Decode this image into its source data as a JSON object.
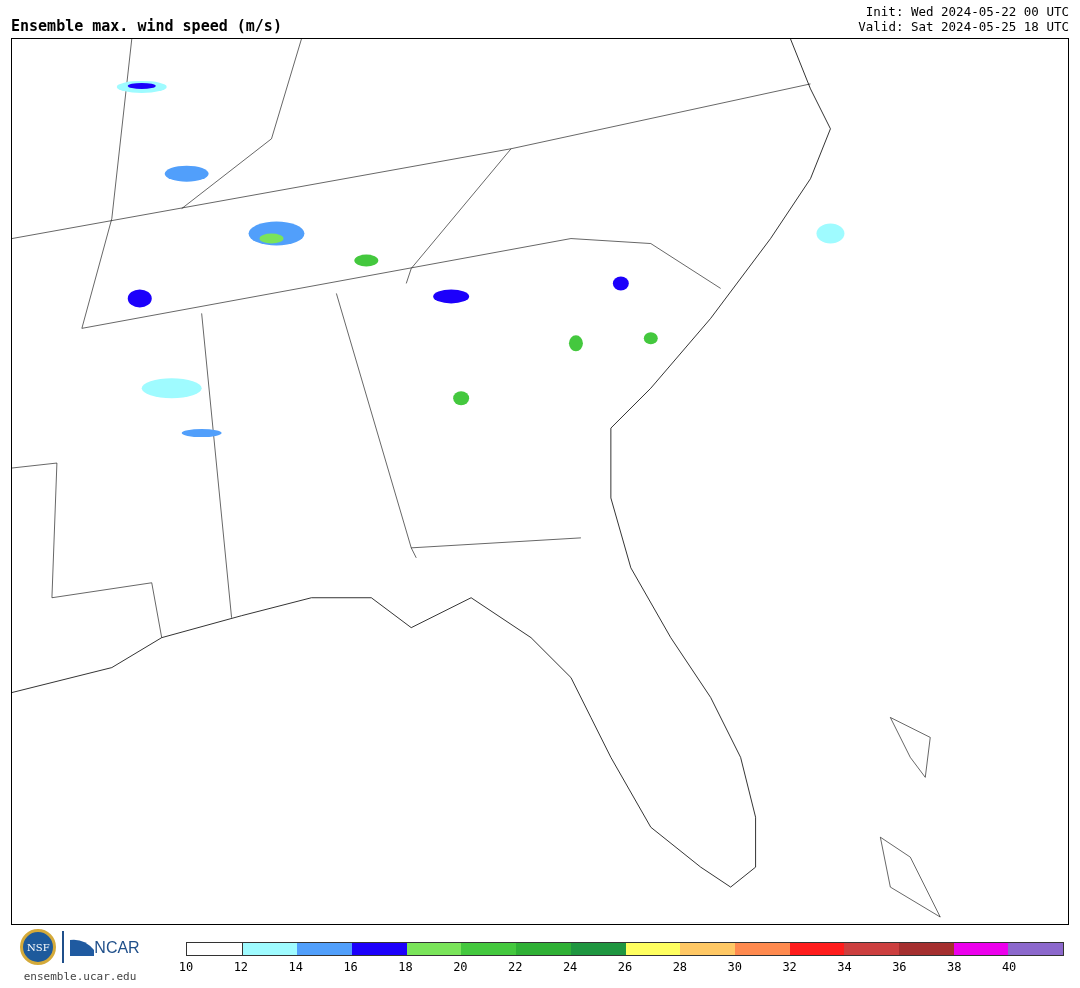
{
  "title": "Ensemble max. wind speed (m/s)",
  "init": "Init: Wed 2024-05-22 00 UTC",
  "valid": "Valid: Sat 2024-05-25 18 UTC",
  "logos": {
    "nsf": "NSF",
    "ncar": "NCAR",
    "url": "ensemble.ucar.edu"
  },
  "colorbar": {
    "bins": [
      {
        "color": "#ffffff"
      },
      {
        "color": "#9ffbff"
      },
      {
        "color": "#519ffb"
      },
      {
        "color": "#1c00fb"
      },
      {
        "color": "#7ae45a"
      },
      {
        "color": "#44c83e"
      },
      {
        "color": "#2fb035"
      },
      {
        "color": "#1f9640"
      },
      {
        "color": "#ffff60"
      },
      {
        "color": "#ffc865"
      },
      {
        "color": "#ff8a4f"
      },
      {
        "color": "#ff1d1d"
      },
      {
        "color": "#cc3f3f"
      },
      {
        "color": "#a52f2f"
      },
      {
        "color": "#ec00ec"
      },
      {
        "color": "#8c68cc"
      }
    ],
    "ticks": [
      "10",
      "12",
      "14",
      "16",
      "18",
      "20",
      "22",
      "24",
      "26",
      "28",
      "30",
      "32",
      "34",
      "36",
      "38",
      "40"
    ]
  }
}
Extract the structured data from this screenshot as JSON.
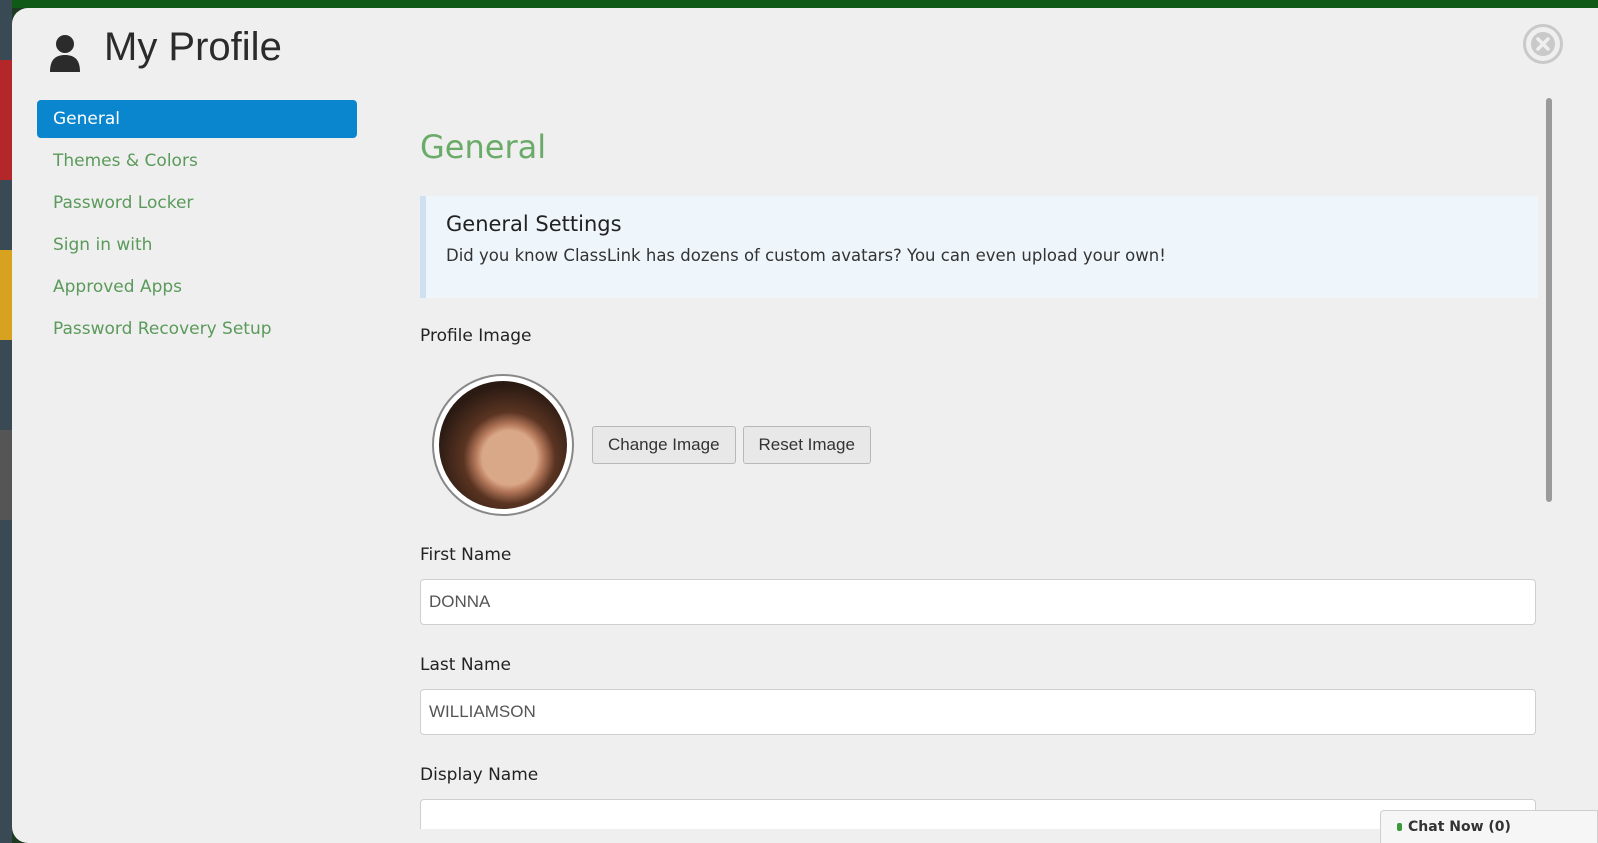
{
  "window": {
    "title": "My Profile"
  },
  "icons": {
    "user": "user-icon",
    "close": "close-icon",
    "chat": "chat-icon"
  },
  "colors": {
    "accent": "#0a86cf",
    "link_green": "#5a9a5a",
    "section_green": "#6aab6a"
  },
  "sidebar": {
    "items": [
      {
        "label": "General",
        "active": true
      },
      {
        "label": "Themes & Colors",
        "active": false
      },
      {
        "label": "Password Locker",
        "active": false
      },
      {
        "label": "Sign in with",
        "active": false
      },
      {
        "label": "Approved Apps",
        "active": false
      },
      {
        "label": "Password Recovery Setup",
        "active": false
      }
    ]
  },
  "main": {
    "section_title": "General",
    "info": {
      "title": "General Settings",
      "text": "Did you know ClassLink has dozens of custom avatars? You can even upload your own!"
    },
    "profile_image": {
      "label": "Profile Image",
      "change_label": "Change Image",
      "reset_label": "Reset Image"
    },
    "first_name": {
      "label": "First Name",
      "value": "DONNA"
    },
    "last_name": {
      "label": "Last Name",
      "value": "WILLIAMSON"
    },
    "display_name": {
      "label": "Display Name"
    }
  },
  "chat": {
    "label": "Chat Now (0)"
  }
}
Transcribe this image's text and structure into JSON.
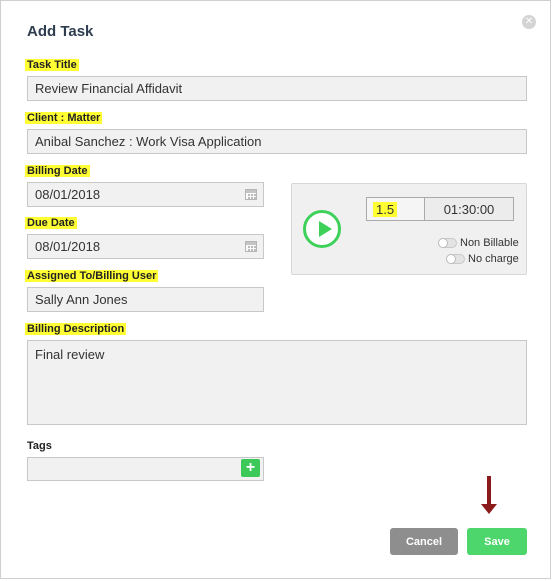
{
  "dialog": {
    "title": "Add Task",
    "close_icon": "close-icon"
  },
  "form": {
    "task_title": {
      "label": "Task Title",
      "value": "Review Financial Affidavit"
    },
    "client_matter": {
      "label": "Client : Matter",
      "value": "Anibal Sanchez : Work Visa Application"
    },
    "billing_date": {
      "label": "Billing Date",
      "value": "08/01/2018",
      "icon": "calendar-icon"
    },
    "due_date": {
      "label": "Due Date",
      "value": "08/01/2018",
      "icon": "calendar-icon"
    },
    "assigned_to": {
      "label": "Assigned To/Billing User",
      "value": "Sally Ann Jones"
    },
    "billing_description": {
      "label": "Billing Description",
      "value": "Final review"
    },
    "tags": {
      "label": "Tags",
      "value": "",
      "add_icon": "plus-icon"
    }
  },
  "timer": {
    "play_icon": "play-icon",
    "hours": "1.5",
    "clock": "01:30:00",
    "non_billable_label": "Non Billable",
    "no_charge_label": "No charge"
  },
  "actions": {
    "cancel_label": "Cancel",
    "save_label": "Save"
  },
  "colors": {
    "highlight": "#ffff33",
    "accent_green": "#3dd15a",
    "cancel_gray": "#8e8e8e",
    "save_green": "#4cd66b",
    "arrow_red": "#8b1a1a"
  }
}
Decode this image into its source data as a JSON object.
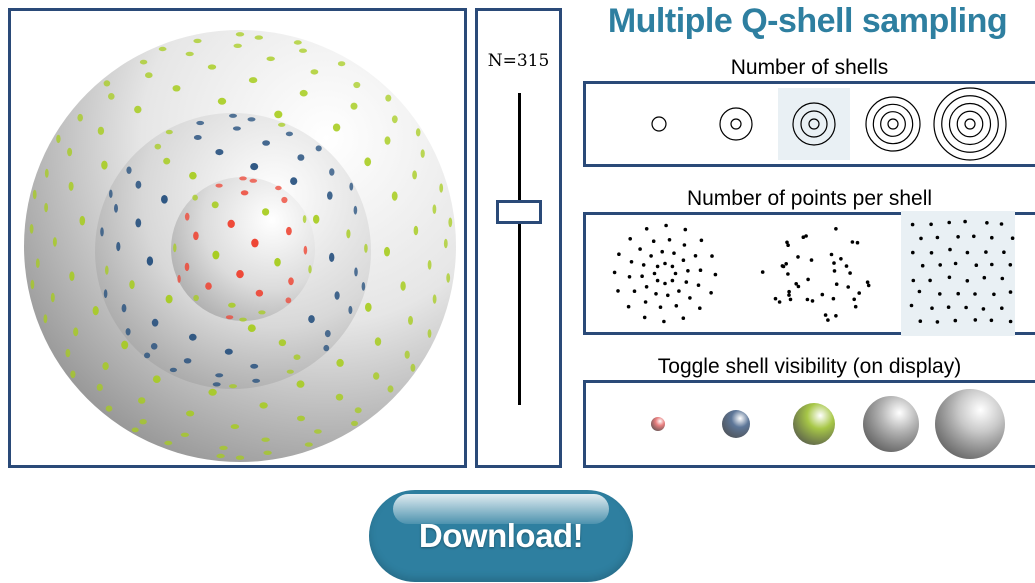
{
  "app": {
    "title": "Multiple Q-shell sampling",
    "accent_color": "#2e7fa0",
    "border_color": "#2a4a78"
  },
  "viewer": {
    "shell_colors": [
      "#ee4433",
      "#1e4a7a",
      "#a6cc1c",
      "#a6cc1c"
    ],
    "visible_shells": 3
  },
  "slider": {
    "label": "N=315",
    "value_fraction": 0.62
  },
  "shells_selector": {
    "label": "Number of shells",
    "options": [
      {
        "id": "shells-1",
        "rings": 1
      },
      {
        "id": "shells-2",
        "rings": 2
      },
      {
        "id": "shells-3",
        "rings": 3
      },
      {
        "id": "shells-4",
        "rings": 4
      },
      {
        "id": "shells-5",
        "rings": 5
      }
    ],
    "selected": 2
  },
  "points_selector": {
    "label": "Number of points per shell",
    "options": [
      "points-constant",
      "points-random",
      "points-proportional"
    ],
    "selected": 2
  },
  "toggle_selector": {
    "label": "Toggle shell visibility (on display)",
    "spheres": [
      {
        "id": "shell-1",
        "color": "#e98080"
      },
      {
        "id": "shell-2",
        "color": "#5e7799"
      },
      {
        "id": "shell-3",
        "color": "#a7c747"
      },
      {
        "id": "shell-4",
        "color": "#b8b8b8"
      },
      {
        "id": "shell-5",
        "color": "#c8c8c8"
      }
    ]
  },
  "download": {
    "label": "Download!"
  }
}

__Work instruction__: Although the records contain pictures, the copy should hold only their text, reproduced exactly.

__Output below__:
Decode this image into its source data as a JSON object.
{
  "title": "Ensemble max. wind speed (m/s)",
  "init": "Init: Wed 2024-05-22 00 UTC",
  "valid": "Valid: Sat 2024-05-25 18 UTC",
  "logos": {
    "nsf": "NSF",
    "ncar": "NCAR",
    "url": "ensemble.ucar.edu"
  },
  "colorbar": {
    "bins": [
      {
        "color": "#ffffff"
      },
      {
        "color": "#9ffbff"
      },
      {
        "color": "#519ffb"
      },
      {
        "color": "#1c00fb"
      },
      {
        "color": "#7ae45a"
      },
      {
        "color": "#44c83e"
      },
      {
        "color": "#2fb035"
      },
      {
        "color": "#1f9640"
      },
      {
        "color": "#ffff60"
      },
      {
        "color": "#ffc865"
      },
      {
        "color": "#ff8a4f"
      },
      {
        "color": "#ff1d1d"
      },
      {
        "color": "#cc3f3f"
      },
      {
        "color": "#a52f2f"
      },
      {
        "color": "#ec00ec"
      },
      {
        "color": "#8c68cc"
      }
    ],
    "ticks": [
      "10",
      "12",
      "14",
      "16",
      "18",
      "20",
      "22",
      "24",
      "26",
      "28",
      "30",
      "32",
      "34",
      "36",
      "38",
      "40"
    ]
  }
}
Extract the structured data from this screenshot as JSON.
{
  "window": {
    "title": "My Profile"
  },
  "icons": {
    "user": "user-icon",
    "close": "close-icon",
    "chat": "chat-icon"
  },
  "colors": {
    "accent": "#0a86cf",
    "link_green": "#5a9a5a",
    "section_green": "#6aab6a"
  },
  "sidebar": {
    "items": [
      {
        "label": "General",
        "active": true
      },
      {
        "label": "Themes & Colors",
        "active": false
      },
      {
        "label": "Password Locker",
        "active": false
      },
      {
        "label": "Sign in with",
        "active": false
      },
      {
        "label": "Approved Apps",
        "active": false
      },
      {
        "label": "Password Recovery Setup",
        "active": false
      }
    ]
  },
  "main": {
    "section_title": "General",
    "info": {
      "title": "General Settings",
      "text": "Did you know ClassLink has dozens of custom avatars? You can even upload your own!"
    },
    "profile_image": {
      "label": "Profile Image",
      "change_label": "Change Image",
      "reset_label": "Reset Image"
    },
    "first_name": {
      "label": "First Name",
      "value": "DONNA"
    },
    "last_name": {
      "label": "Last Name",
      "value": "WILLIAMSON"
    },
    "display_name": {
      "label": "Display Name"
    }
  },
  "chat": {
    "label": "Chat Now (0)"
  }
}
Transcribe this image's text and structure into JSON.
{
  "dialog": {
    "title": "Add Task",
    "close_icon": "close-icon"
  },
  "form": {
    "task_title": {
      "label": "Task Title",
      "value": "Review Financial Affidavit"
    },
    "client_matter": {
      "label": "Client : Matter",
      "value": "Anibal Sanchez : Work Visa Application"
    },
    "billing_date": {
      "label": "Billing Date",
      "value": "08/01/2018",
      "icon": "calendar-icon"
    },
    "due_date": {
      "label": "Due Date",
      "value": "08/01/2018",
      "icon": "calendar-icon"
    },
    "assigned_to": {
      "label": "Assigned To/Billing User",
      "value": "Sally Ann Jones"
    },
    "billing_description": {
      "label": "Billing Description",
      "value": "Final review"
    },
    "tags": {
      "label": "Tags",
      "value": "",
      "add_icon": "plus-icon"
    }
  },
  "timer": {
    "play_icon": "play-icon",
    "hours": "1.5",
    "clock": "01:30:00",
    "non_billable_label": "Non Billable",
    "no_charge_label": "No charge"
  },
  "actions": {
    "cancel_label": "Cancel",
    "save_label": "Save"
  },
  "colors": {
    "highlight": "#ffff33",
    "accent_green": "#3dd15a",
    "cancel_gray": "#8e8e8e",
    "save_green": "#4cd66b",
    "arrow_red": "#8b1a1a"
  }
}
Decode this image into its source data as a JSON object.
{
  "app": {
    "title": "Multiple Q-shell sampling",
    "accent_color": "#2e7fa0",
    "border_color": "#2a4a78"
  },
  "viewer": {
    "shell_colors": [
      "#ee4433",
      "#1e4a7a",
      "#a6cc1c",
      "#a6cc1c"
    ],
    "visible_shells": 3
  },
  "slider": {
    "label": "N=315",
    "value_fraction": 0.62
  },
  "shells_selector": {
    "label": "Number of shells",
    "options": [
      {
        "id": "shells-1",
        "rings": 1
      },
      {
        "id": "shells-2",
        "rings": 2
      },
      {
        "id": "shells-3",
        "rings": 3
      },
      {
        "id": "shells-4",
        "rings": 4
      },
      {
        "id": "shells-5",
        "rings": 5
      }
    ],
    "selected": 2
  },
  "points_selector": {
    "label": "Number of points per shell",
    "options": [
      "points-constant",
      "points-random",
      "points-proportional"
    ],
    "selected": 2
  },
  "toggle_selector": {
    "label": "Toggle shell visibility (on display)",
    "spheres": [
      {
        "id": "shell-1",
        "color": "#e98080"
      },
      {
        "id": "shell-2",
        "color": "#5e7799"
      },
      {
        "id": "shell-3",
        "color": "#a7c747"
      },
      {
        "id": "shell-4",
        "color": "#b8b8b8"
      },
      {
        "id": "shell-5",
        "color": "#c8c8c8"
      }
    ]
  },
  "download": {
    "label": "Download!"
  }
}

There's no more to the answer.